Percent Guilty, author Edward Hammer gives a birds-eye view of a scandal that rocked
Illinois and changed his life. Written from the perspective of his many years as
a cop, Hammer describes how he and his partner Russ Sonneveld were investigating
crimes committed by state employees, when they uncovered a pattern of bribes that
filtered cash to the campaign war chest of their boss, George Ryan. Even worse, Ryan’s
chief of internal investigations attempted to cover-up an inquiry of an unqualified
truck driver who caused a fiery crash that burned six children to death and scarred
their parents for life. But trying to bring Ryan to justice made both men targets:
Sonneveld was fired and Hammer demoted in an attempt to shut them up. When Ryan
was eventually elected governor, a handful of tenacious federal authorities began
looking into Hammer’s and Sonneveld’s allegations about the crooked governor and
his political organization. Finally 13 years after the death of the six children,
and 76 convictions later, Ryan began serving his federal prison sentence.
Written as tautly as a thriller, One Hundred Percent Guilty is the story of how one
corrupt politician had a stranglehold on a state, and how two brave men risked everything
to stop him. A page-turner that will keep you glued to your seat, One Hundred Percent
Guilty is one hundred percent entertaining.
Author Biography In 1977, Ed Hammer began serving as a police officer with the Illinois
Secretary of State Police. Then ten years later he was assigned to be a special
agent in charge of rooting out internal corruption in the Office of the Secretary
of State. In 1991, he graduated from the FBI National Academy and upon returning
to his assignment, Hammer discovered that George Ryan, the new Secretary of State,
was corrupt. For the next seven years he clashed with the system for which he worked.
Finally, in 1998, the Department of Justice began an investigation that resulted
in the indictment of then Governor George Ryan, who was convicted and sentenced.

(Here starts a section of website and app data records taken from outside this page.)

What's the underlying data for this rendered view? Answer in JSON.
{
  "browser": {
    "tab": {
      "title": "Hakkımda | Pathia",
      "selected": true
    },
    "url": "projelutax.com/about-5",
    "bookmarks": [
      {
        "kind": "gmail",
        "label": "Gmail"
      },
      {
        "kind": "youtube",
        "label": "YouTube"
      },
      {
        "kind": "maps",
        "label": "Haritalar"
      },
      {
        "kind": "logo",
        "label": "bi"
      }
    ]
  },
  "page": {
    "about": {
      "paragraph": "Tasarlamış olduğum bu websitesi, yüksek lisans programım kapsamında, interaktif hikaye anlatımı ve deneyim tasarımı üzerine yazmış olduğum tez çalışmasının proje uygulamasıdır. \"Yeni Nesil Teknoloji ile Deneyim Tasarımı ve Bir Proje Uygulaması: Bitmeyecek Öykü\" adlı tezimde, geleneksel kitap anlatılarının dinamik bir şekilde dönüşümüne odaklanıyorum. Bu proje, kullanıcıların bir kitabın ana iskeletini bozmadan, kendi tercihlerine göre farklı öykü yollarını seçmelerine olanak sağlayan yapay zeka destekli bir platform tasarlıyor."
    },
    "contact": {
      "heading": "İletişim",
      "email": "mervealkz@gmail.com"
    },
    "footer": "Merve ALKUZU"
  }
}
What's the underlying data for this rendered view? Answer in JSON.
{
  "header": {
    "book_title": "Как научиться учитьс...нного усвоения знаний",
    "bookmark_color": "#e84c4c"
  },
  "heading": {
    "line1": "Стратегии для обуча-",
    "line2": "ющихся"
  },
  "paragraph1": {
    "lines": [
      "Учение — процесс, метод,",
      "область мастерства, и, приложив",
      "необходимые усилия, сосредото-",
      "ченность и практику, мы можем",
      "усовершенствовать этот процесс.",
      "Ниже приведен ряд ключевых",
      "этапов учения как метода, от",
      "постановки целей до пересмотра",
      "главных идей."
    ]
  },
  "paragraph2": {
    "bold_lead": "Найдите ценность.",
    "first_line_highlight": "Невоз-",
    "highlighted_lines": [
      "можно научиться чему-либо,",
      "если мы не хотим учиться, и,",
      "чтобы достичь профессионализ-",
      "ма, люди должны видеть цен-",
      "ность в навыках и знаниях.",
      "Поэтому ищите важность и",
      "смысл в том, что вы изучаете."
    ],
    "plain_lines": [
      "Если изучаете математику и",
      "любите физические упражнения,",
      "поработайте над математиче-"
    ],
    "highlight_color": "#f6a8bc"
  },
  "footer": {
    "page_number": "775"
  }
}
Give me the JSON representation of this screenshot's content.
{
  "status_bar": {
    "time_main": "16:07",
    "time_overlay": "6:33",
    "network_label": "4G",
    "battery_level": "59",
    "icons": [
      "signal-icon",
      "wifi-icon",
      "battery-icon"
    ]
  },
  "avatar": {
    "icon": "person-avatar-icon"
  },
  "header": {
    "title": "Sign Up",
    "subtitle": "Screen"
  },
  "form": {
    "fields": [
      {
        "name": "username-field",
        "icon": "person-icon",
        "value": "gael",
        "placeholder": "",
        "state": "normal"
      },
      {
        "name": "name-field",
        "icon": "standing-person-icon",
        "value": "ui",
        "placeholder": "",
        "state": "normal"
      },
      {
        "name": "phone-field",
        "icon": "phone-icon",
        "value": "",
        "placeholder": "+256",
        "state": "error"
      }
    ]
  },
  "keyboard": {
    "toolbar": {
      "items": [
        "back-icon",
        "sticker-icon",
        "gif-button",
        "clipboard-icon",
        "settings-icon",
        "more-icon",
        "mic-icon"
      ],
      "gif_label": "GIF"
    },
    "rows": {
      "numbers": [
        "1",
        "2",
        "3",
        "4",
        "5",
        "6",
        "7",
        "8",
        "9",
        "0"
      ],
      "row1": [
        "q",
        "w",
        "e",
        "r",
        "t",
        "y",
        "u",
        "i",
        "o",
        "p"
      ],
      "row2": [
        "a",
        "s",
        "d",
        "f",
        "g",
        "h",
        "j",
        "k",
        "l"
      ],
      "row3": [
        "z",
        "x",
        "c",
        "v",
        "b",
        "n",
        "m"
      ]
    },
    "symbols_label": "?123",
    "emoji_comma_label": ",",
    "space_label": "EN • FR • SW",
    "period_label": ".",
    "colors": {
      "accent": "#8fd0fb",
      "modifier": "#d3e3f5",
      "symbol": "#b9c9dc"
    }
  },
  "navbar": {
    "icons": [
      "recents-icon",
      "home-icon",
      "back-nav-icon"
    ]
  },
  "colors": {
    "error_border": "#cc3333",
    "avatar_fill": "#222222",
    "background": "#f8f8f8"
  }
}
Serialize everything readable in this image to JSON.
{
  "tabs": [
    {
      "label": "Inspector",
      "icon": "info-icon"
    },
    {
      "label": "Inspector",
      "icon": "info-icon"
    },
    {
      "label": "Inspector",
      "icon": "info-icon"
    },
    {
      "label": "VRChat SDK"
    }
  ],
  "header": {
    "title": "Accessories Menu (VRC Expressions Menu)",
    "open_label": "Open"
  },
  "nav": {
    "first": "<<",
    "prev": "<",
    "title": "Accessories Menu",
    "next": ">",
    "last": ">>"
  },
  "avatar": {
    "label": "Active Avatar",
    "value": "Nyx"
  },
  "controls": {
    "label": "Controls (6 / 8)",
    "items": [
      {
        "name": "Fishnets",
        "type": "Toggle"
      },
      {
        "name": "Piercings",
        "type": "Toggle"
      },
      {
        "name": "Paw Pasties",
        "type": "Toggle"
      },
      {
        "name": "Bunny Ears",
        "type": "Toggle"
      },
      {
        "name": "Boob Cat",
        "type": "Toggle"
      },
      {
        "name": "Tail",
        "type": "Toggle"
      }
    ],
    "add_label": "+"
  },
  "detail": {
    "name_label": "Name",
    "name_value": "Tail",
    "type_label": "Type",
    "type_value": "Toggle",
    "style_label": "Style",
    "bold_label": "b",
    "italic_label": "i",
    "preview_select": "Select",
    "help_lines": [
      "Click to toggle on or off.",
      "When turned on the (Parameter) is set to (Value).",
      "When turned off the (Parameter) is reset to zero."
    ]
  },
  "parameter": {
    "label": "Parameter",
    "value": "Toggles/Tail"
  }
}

Hammer eventually successfully retired after 27 years as a law enforcement officer.
He currently teaches, consults and continues to write.